Nederlands Dans Theater 1
The following week saw a welcome return visit by Nederlands Dans Theater after nearly a decade. The best of the four pieces shown are the opening and closing works. The opening piece, In the Event, by Crystal Pite is in this Canadian choreographer’s usual bleak style. Human suffering seems to fascinate this choreographer. In the beginning of the piece, a community seems to be watching over a corpse, and their dancing is deliberately slowed down as if frozen. And there seems to be a storm halfway through the work. The ensemble frequently arrays itself in different layers making some fascinating formations.
The final work, Safe as Houses, is by its current artistic directors Sol Leon and Paul Lightfoot. It shows off the phenomenal technique of this company’s dancers. The cast is divided into two groups, attired in black and white. A partition in the middle is constantly rotating. The choreography is powerful and theatrical. The three duets at the end are mesmerizing, especially the final one.
Another work by Leon and Lightfoot was Shutters Shut, a very short pas de deux set to the repeated recitation of Gertrude Stein’s poem, If I Told Him, A Completed Portrait of Picasso. German choreographer Marco Goecke’s Wake up Blind, set to two songs by Jeff Buckley, is pleasant but not particularly outstanding. It would have been more fitting to have selected instead at least one major work by Jiri Kylian, the most famous choreographer in the company’s history.
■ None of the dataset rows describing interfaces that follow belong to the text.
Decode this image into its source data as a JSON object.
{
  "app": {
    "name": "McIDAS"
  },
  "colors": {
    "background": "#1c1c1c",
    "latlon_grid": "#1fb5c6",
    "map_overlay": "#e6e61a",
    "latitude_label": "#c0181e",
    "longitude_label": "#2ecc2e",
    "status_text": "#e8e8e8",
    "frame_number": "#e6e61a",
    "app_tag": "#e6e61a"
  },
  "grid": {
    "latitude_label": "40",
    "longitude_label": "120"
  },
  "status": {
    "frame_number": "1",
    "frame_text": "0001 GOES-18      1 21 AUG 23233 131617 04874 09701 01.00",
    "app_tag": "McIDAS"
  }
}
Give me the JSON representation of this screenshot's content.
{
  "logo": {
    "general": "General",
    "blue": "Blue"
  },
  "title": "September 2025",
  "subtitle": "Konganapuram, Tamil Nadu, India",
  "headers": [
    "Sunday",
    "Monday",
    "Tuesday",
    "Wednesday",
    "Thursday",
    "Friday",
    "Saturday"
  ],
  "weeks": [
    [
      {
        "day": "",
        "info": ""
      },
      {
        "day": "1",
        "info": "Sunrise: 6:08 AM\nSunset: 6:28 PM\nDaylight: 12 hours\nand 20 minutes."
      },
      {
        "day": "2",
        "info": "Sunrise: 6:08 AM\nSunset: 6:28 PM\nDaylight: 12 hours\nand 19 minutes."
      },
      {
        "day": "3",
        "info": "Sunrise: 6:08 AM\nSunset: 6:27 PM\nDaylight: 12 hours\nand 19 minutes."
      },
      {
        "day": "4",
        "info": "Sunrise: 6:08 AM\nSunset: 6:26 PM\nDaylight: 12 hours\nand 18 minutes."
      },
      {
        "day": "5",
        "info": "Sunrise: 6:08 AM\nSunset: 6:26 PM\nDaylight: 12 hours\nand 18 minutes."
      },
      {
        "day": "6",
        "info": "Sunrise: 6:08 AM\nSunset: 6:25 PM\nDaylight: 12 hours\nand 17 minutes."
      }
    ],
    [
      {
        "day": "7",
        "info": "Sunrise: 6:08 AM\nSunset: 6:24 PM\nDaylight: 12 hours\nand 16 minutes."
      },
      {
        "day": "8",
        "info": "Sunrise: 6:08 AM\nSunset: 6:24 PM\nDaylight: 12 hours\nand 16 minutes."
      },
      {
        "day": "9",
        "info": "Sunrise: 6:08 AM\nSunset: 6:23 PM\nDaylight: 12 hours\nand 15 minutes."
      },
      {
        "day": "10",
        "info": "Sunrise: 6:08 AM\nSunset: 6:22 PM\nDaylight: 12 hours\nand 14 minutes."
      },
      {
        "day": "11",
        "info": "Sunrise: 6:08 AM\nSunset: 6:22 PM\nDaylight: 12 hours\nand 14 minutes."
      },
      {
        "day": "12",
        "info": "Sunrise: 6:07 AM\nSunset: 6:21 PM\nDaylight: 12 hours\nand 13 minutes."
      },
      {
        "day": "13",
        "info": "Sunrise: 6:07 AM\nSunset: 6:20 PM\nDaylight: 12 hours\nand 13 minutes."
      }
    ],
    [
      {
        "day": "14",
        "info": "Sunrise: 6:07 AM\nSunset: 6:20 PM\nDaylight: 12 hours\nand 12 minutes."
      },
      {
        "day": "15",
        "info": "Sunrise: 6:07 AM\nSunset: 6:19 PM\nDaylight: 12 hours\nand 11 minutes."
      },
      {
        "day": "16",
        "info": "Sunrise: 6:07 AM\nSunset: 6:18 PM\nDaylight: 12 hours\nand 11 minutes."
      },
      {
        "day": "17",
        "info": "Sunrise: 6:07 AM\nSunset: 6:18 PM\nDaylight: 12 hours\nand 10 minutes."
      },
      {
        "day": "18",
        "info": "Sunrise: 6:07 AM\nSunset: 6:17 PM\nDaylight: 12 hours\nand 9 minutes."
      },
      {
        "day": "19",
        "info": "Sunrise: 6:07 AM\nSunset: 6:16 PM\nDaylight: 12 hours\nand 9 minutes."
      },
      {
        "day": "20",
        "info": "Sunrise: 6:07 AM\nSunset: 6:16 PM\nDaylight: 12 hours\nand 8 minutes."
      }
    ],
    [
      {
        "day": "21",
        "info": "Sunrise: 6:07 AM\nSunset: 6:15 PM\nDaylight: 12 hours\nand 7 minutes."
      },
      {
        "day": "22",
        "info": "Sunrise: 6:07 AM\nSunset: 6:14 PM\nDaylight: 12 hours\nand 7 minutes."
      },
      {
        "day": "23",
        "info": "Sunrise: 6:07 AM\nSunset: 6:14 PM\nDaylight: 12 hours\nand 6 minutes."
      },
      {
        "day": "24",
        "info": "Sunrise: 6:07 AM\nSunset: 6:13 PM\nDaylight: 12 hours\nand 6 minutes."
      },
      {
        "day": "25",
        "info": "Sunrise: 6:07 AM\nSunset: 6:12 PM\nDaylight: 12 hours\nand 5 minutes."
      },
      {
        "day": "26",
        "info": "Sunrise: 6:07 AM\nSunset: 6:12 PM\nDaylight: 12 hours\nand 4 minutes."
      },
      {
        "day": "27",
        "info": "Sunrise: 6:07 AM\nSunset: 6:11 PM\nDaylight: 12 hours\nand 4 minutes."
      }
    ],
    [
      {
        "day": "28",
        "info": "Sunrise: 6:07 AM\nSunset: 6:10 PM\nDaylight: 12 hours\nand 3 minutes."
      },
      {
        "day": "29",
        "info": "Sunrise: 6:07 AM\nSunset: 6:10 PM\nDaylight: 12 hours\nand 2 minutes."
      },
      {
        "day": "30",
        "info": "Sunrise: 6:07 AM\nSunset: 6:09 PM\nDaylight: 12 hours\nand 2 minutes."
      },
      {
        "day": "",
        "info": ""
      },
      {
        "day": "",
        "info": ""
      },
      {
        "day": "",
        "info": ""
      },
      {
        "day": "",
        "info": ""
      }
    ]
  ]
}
After all, Hong Kong Ballet had just performed two Kylian works last spring.
started reviewing dance in 1997. He has contributed to many publications including The Financial Times, Wall Street Journal Asia, Hong Kong Economic Journal, South China Morning Post, Time Out Hong Kong, Moscow Times, Ballet Review (USA), and Ballet 2000 (Italy).
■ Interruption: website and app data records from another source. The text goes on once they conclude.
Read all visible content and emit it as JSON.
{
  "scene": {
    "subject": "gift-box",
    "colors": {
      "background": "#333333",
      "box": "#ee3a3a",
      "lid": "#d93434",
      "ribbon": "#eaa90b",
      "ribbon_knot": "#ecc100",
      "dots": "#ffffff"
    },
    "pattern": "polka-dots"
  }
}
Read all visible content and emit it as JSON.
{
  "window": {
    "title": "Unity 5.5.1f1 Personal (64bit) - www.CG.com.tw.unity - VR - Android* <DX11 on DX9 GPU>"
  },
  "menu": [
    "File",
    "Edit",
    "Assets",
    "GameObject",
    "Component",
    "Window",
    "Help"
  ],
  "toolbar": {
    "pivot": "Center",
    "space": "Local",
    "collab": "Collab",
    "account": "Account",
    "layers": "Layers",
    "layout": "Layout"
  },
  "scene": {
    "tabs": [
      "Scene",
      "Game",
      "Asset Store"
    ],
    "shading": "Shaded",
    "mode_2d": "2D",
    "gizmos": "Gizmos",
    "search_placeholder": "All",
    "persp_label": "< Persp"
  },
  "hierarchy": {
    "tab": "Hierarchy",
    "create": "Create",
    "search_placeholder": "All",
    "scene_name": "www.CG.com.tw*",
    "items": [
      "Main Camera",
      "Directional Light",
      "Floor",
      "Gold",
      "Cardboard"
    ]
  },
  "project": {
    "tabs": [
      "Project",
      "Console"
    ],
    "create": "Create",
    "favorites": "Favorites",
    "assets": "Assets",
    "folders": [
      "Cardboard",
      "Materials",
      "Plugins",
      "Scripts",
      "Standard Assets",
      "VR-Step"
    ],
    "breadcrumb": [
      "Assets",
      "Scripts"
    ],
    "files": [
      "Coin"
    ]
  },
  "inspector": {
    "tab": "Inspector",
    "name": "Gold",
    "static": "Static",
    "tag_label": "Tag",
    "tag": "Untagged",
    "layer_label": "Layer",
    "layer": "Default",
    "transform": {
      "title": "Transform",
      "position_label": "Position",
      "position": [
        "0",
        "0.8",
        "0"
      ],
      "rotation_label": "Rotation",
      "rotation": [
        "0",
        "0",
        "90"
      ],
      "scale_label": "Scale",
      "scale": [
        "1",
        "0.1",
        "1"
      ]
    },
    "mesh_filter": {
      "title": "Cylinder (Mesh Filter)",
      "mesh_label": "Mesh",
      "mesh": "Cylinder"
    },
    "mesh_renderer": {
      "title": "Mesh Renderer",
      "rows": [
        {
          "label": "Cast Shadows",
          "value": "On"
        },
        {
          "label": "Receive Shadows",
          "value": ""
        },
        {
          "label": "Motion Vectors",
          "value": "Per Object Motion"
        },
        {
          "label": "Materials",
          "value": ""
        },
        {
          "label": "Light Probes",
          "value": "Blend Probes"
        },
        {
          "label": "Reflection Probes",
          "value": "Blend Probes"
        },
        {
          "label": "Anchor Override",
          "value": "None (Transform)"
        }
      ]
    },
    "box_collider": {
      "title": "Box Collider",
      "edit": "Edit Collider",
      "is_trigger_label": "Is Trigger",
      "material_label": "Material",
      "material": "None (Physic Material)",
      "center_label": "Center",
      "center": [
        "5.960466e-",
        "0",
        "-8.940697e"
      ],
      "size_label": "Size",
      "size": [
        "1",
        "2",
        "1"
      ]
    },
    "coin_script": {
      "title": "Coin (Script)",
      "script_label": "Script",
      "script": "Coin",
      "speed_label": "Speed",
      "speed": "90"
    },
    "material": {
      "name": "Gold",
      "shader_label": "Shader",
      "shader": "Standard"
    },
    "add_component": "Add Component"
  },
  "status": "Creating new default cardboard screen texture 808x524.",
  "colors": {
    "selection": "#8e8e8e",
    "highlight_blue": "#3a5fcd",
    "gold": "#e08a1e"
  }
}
Choreographer: Anna-Marie Holmes
Performance: 4 November 2017 19:30 Grand Theatre, Hong Kong Cultural Centre
Nederlands Dans Theater 1
Choreographers: Crystal Pite, Sol León and Paul Lightfoot, Marco Goecke
Performance: 11 November 2017 Auditorium, Kwai Tsing Theatre